What’s more, it’s quite possible that, although the house was in Redding, much of the Jennings farm was in Ridgefield since the best land in their neighborhood was to the west, not east, of their house — territory along the Norwalk River in Ridgefield.
Charles’s father, Anson, died March 3, 1861, at the age of 60. He must have known the end was coming, for he made out a will a month earlier, leaving his estate to his wife, Nancy Jane, and their children, Robert, Charles, Henry, and Mary Ann.
Three years later, on May 3, 1864, Charles enlisted in the Navy. He was 16 years, 4 months and 21 days old, reports Charlene Henderson, who has researched Charles’s record to confirm that information on his Civil War monument is incorrect. Henderson specializes in the 17th Connecticut Volunteer Infantry regiment, to which, according to his monument, Charles belonged. She discovered that Charles E. Jennings of Redding was confused with Sgt. Charles A. Jennings of Georgetown — whose grave in Branchville Cemetery has no military marker at all, even though Charles A. was seriously wounded at Chancellorsville.
The minimum age for enlisting in the Civil War was 18, with parental permission. It is not known whether Charles lied about his age, whether military officials simply ignored his age — which often happened — or whether he had permission from his mother.

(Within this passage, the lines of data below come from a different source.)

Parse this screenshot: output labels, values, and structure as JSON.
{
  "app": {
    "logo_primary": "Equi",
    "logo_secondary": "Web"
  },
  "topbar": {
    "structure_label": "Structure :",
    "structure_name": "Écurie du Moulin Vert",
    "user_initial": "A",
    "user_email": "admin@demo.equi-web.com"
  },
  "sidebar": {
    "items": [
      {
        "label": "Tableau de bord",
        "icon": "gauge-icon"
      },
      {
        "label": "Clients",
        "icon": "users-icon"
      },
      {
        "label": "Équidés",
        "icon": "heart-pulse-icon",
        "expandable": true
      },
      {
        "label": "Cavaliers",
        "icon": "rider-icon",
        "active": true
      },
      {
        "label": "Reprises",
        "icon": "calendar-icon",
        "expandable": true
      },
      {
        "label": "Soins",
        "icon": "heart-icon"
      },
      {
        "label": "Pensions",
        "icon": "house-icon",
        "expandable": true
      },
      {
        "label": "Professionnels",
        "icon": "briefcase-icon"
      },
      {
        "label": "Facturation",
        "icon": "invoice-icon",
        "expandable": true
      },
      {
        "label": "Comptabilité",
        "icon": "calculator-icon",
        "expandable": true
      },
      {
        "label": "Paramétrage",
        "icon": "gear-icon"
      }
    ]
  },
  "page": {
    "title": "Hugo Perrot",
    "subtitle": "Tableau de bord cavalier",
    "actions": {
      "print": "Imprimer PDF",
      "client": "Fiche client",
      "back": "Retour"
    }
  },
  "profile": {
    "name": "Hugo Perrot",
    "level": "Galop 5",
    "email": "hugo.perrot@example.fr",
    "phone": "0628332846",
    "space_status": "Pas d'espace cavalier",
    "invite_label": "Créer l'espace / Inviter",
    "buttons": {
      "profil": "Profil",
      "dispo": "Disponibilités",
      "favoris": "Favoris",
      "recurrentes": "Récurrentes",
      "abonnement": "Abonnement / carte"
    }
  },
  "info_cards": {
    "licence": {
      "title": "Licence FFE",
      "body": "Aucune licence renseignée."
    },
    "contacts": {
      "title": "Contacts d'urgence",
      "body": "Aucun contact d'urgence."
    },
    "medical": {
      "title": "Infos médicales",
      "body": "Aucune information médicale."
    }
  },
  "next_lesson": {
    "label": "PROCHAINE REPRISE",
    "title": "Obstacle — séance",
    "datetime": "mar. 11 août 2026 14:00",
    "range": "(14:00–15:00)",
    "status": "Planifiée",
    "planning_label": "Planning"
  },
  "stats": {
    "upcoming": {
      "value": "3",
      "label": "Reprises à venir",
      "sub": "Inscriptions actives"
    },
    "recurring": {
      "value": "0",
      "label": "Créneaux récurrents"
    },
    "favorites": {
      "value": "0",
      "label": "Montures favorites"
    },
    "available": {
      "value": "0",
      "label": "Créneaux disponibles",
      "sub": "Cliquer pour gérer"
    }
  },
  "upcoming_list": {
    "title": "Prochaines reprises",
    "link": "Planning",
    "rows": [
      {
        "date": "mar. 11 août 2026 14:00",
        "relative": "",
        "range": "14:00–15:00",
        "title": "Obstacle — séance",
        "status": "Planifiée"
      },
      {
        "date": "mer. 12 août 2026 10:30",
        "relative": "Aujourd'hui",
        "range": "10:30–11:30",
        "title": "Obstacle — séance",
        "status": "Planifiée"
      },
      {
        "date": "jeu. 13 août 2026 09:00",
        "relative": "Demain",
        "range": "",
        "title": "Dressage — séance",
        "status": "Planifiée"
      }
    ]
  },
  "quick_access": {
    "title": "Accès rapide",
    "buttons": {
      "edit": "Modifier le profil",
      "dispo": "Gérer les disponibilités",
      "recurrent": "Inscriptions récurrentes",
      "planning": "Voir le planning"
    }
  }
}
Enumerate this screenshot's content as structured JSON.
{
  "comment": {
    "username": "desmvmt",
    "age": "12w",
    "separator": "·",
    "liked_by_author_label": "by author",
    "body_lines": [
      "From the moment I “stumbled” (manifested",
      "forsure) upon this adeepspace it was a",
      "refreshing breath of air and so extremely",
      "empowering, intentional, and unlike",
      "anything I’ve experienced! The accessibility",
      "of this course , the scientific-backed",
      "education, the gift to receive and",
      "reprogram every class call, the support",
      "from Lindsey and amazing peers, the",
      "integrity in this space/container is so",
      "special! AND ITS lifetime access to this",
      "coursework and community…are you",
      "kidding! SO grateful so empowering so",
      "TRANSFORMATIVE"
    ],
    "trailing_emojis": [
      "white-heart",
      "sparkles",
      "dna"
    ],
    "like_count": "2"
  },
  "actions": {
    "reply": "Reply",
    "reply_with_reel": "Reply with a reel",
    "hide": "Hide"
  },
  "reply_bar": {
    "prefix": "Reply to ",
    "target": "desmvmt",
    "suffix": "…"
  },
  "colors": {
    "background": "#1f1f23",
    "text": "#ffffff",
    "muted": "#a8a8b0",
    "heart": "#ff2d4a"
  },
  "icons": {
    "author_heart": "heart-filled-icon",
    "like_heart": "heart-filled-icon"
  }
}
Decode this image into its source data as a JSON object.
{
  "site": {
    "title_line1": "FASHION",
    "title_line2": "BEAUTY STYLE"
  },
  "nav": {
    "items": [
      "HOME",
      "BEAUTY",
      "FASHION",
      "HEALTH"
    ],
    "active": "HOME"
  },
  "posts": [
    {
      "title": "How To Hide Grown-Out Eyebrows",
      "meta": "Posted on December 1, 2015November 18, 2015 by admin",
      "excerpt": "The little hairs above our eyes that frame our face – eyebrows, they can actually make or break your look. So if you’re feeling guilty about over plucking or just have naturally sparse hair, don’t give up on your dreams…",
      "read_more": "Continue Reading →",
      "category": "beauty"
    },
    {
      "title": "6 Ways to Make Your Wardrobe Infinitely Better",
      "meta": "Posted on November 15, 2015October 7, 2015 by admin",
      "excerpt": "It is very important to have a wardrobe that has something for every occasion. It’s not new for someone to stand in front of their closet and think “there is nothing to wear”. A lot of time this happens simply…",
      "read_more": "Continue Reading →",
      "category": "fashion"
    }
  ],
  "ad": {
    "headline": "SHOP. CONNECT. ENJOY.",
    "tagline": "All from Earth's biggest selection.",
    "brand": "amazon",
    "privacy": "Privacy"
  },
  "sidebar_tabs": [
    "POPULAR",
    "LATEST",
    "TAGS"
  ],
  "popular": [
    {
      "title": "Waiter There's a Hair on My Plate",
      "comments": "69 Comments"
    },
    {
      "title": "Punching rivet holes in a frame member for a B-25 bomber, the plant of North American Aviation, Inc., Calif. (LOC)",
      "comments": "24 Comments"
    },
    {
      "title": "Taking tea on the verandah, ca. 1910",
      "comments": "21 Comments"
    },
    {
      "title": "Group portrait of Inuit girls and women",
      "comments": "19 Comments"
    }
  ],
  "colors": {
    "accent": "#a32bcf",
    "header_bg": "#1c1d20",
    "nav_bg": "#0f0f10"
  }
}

Even young men between 18 and 20 years old were supposed to have parental permission.
Jennings was apparently assigned to two ships, the first of which was the U.S.S. New Hampshire, a former 74-gun “ship of the line” then being used as a supply vessel. He was then assigned to the U.S.S. Princeton, a former gun boat stationed in Philadelphia Harbor and used as a “receiving ship” where new recruits were housed. At Philadelphia, aboard the U.S.S. Massachusetts, Jennings died on March 27, 1865, of what his military record filed with the City of Philadelphia called “remittent fever,” but which his death record in the Redding town hall says was typhoid fever.
The Philadelphia death record says he was 21 years old, but in fact he was just four days past his 17th birthday.
Charles Jennings is buried next to his father in Florida Cemetery in Ridgefield, just a few hundred yards down the Simpaug Turnpike from his childhood home. The simple veterans monument that marks his grave incorrectly calls him a sergeant, the rank earned by Charles A. Jennings (Charles E. Jenning’s rank was “landsman,” the most basic Navy level given to those with no experience at sea.) The monument also had Charles A. Jennings’ military unit in the Union Army instead of Charles E. Jennings’ naval assignment. It correctly states he was 17 years old.
Right behind the war monument — so close that it is difficult to read — is the family’s gravestone for him. Its epitaph says he died “In sacrifice to his country.”
His mother eventually sold the farm and moved to New Jersey with her younger children Henry and Mary, Henderson reports. By 1900 she was living with her daughter, Mary, and son-in-law, in Lakewood, N.J. and died Sept. 10, 1900 in nearby Belmar.
While few other details of Charles Jennings’ life and service are known, he was probably like many other boys who enlisted with what a New York Times writer called “hopes of adventure and glory.” Cate Lineberry said in a 2011 op-ed piece that although both the Union and Confederate Armies had rules designed to prevent children from enlisting, “that didn’t stop those who wanted to be a part of the action. Some enlisted without their parents’ permission and lied about their ages or bargained with recruiters for a trial period….Most of the youngest boys became drummers, messengers and orderlies, but thousands of others fought alongside the men.”
At least 48 boys under 18 — one of whom was only 11 years old — received the Congressional Medal of Honor. One nine-year-old grew up to become a major general in the U.S. Army.